  5. The Respondent had been designated as a branch manager for nearly 5 years before his misconduct. The branch manager designation reflects additional specialized education, training, and expertise. It is a badge of the industry’s confidence in an individual’s ability to apply that knowledge and expertise not only in the conduct of their own business but also to supervise others. As such, a branch manager is held to a higher standard regardless of whether he is acting as a branch manager at the time of the misconduct. In this case, the fact that the Respondent was not acting as a branch manager at the time he breached the MFDA rules is irrelevant. As the Hearing Panel wrote in Dziadecki, with the Branch Manager designation the Respondent ought to have known better.
    1. Bast (Re), MFDA File No. 201956, Central Region, October 22, 2019, at para 22
    2. Dziadecki (Re), 2021 CanLII 15836 CA MFDAC, at para 29

Mitigating Factors

  1. We considered the following mitigating factors:
    1. There was no client/investor harm;
    2. The Respondent did not receive any financial benefit from his misconduct;
    3. The client authorized the underlying transactions;
    4. There were extenuating circumstances. The Respondent was absent from the office due to the birth of his child. The Respondent’s actions were motivated by his desire to help his client;
    5. The Respondent has not previously been the subject of the MFDA disciplinary proceedings;
    6. By entering into the Settlement Agreement, the Respondent has saved the MFDA time, resources and expenses associated with conducting a full hearing on the allegations; and
    7. Member discipline discussed below.
  2. MFDA Sanctions guidelines provide that sanctions imposed on the Respondent for the same misconduct by the member or other regulator may be considered a mitigating factor.
    1. MFDA Sanction Guidelines, November 15, 2018, para 8
  3. The Respondent was disciplined by the Member as follows:
    1. The Respondent received a written warning;
    2. The Respondent was also required to complete a Code of Conduct action plan including being under heightened supervision; and
    3. The Respondent’s compensation was reduced by the amount of $8250.00.
  4. The totality of the discipline imposed by the member including non-monetary and monetary measures is a mitigating factor which forms part of the factual matrix.
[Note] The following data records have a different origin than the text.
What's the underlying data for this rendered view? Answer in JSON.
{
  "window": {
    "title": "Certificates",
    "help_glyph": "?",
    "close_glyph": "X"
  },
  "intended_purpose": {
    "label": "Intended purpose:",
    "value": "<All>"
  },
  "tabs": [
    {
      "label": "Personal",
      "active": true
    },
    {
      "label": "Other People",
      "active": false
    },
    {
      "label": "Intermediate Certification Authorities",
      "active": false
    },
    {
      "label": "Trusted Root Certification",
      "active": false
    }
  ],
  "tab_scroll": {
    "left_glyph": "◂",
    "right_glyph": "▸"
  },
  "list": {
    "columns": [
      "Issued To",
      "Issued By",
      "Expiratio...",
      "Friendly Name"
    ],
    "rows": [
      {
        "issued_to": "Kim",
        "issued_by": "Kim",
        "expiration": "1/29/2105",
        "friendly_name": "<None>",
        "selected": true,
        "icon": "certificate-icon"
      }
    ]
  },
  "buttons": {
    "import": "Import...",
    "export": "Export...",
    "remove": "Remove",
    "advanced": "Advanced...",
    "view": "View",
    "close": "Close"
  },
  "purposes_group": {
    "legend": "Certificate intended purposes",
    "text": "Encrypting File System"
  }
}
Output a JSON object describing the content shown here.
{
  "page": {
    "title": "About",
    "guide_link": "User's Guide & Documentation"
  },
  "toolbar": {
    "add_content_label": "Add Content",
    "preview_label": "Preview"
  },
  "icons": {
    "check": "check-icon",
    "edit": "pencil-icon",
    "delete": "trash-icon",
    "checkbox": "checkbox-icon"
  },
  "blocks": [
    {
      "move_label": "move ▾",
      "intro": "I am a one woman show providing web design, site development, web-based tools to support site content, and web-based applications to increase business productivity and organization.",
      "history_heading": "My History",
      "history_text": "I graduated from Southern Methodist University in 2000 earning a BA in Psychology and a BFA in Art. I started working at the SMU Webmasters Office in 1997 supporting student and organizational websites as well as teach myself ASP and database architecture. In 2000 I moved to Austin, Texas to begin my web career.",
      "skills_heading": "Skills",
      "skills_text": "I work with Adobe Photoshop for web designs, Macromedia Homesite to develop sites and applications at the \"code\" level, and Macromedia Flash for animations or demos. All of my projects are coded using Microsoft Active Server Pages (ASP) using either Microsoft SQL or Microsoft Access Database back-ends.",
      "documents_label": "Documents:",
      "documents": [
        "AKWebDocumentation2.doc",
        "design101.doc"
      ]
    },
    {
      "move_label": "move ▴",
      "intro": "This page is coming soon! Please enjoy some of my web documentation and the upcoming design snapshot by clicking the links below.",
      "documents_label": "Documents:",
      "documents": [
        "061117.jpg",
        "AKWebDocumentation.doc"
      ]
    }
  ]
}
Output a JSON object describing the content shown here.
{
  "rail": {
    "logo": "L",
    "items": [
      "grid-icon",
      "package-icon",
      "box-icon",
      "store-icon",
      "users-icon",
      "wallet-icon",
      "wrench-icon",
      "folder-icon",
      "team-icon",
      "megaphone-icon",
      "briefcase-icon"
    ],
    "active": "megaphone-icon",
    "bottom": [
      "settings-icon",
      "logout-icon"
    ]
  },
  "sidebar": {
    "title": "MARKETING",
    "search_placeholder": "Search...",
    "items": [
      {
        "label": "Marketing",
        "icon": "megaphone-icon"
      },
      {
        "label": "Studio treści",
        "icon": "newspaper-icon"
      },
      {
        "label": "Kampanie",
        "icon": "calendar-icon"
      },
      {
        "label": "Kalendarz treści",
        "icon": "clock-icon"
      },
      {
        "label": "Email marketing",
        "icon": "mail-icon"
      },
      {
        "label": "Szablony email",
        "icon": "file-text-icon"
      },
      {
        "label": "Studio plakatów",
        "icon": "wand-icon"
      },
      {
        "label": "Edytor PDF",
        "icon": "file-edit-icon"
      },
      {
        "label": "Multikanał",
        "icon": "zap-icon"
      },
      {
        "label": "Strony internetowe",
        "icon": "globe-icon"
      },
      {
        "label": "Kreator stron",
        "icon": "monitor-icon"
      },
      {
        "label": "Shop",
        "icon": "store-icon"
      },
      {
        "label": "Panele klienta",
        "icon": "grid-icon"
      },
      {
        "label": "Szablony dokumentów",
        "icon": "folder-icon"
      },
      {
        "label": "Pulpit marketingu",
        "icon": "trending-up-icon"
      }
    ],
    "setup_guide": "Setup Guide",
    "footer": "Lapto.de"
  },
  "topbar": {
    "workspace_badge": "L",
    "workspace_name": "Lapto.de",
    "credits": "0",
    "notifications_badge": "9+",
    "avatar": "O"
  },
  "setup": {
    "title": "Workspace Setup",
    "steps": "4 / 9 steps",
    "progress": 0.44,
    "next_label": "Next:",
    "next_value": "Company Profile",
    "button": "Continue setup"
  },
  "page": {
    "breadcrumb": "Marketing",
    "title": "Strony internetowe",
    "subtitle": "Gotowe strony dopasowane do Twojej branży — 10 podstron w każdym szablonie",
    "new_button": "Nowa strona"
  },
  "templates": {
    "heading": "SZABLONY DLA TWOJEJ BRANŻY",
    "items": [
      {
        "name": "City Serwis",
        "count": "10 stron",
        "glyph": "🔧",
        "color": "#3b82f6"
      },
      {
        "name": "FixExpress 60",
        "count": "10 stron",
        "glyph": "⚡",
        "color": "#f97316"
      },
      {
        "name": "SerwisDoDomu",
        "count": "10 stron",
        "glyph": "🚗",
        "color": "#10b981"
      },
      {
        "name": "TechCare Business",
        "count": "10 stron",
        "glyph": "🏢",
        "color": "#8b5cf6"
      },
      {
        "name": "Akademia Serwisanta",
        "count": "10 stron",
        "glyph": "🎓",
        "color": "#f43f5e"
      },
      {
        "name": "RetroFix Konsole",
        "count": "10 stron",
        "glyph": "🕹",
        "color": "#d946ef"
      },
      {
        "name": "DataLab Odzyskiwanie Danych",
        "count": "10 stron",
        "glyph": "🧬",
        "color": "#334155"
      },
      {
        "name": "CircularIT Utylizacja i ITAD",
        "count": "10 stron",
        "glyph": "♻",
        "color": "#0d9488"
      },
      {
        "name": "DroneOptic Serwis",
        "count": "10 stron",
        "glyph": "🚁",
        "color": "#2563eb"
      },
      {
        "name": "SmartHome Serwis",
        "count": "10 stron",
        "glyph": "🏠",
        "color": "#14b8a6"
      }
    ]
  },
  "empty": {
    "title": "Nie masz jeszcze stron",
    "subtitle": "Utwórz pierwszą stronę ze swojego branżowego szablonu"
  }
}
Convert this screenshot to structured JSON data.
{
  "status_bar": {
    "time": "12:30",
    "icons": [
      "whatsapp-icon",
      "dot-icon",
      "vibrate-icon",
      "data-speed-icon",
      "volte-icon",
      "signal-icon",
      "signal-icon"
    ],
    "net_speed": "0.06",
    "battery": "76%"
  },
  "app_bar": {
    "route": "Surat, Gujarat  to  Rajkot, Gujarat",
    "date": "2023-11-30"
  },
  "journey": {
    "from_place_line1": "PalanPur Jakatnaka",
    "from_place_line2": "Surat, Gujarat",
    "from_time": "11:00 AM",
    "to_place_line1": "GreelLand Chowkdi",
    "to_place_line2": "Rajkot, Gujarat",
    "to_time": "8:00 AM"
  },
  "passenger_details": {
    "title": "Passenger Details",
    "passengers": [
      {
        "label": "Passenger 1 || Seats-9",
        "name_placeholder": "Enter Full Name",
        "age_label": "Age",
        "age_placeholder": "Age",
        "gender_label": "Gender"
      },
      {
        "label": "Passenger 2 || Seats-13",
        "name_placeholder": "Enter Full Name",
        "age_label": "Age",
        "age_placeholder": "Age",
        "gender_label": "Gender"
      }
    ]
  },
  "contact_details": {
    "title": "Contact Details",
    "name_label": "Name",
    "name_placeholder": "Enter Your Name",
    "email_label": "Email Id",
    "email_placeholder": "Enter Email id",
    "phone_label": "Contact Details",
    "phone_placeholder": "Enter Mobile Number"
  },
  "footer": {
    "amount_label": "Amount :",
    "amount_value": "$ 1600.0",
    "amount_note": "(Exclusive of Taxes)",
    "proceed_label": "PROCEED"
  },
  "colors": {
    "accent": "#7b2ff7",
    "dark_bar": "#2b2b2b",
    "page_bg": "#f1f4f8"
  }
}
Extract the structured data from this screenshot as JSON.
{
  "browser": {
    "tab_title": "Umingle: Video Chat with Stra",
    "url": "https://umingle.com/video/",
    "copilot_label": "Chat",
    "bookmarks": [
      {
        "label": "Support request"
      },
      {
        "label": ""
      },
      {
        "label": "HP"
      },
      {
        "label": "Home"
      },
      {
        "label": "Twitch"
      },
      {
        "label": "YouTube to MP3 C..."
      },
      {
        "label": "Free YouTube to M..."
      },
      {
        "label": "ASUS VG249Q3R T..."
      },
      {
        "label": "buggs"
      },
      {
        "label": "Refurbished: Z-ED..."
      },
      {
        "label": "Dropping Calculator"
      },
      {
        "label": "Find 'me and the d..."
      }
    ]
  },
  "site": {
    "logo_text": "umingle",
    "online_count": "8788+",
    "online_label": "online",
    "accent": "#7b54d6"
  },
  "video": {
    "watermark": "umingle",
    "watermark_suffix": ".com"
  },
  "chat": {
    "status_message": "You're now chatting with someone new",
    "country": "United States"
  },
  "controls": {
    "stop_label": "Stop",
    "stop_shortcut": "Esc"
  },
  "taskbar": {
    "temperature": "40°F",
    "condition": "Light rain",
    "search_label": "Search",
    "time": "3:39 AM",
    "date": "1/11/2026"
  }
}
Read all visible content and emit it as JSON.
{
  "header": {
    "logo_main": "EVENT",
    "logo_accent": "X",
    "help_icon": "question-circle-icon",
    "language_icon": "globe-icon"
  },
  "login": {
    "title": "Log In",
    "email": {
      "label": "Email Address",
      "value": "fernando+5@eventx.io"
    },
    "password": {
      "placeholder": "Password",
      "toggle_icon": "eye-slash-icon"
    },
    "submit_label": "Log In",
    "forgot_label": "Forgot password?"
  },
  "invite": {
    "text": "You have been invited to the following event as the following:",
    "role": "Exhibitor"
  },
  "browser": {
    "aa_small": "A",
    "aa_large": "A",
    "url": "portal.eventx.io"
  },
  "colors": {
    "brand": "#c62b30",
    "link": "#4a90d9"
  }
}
We agree with Staff that any monetary penalties imposed by the Member, while mitigating do not reduce dollar for dollar the fine which the MFDA determines is fair and appropriate.

c) Costs

  1. The costs award is appropriate and consistent with previous MFDA


  1. We are satisfied that the proposed sanctions, including the two-month suspension from acting as a branch manager or in any other supervisory capacity, the $6000 fine and $2,500 in costs will serve as a specific deterrence to the Respondent and general deterrence to others in the industry who may contemplate engaging in similar misconduct in the
  2. Staff provided six MFDA decisions which addressed similar misconduct. We reviewed the precedents provided and considered the factors discussed above and concluded the proposed sanctions fall within a reasonable range of appropriateness.
  3. We therefore accepted the Settlement Agreement and made an order reflecting the agreed upon sanctions against the Respondent.
  • Emily Cole
    Emily Cole
  • Michael Coulter
    Michael Coulter
    Industry Representative